:: PROBLEM TO SOLVE ::
Each of the lines below must be retyped character for character.

:: SOURCE DATA

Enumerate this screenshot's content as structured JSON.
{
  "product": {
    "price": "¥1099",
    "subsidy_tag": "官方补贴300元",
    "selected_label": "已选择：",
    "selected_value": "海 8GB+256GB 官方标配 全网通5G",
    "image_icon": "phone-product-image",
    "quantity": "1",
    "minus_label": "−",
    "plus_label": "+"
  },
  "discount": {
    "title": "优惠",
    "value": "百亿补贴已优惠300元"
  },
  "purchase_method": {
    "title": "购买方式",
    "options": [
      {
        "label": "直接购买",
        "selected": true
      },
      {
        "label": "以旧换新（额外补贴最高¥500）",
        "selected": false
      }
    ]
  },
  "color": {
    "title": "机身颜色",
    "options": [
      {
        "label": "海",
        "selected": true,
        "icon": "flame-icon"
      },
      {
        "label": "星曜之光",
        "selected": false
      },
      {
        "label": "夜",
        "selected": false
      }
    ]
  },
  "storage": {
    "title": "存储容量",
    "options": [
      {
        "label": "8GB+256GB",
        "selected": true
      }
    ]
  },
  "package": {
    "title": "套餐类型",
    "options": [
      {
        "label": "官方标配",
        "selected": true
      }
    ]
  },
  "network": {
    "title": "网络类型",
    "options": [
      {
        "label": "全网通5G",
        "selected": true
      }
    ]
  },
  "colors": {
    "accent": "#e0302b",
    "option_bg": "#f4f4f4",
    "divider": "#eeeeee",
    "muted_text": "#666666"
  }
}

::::

:: WRITTEN RESPONSE ::
Enumerate this screenshot's content as structured JSON.
{
  "product": {
    "price": "¥1099",
    "subsidy_tag": "官方补贴300元",
    "selected_label": "已选择：",
    "selected_value": "海 8GB+256GB 官方标配 全网通5G",
    "image_icon": "phone-product-image",
    "quantity": "1",
    "minus_label": "−",
    "plus_label": "+"
  },
  "discount": {
    "title": "优惠",
    "value": "百亿补贴已优惠300元"
  },
  "purchase_method": {
    "title": "购买方式",
    "options": [
      {
        "label": "直接购买",
        "selected": true
      },
      {
        "label": "以旧换新（额外补贴最高¥500）",
        "selected": false
      }
    ]
  },
  "color": {
    "title": "机身颜色",
    "options": [
      {
        "label": "海",
        "selected": true,
        "icon": "flame-icon"
      },
      {
        "label": "星曜之光",
        "selected": false
      },
      {
        "label": "夜",
        "selected": false
      }
    ]
  },
  "storage": {
    "title": "存储容量",
    "options": [
      {
        "label": "8GB+256GB",
        "selected": true
      }
    ]
  },
  "package": {
    "title": "套餐类型",
    "options": [
      {
        "label": "官方标配",
        "selected": true
      }
    ]
  },
  "network": {
    "title": "网络类型",
    "options": [
      {
        "label": "全网通5G",
        "selected": true
      }
    ]
  },
  "colors": {
    "accent": "#e0302b",
    "option_bg": "#f4f4f4",
    "divider": "#eeeeee",
    "muted_text": "#666666"
  }
}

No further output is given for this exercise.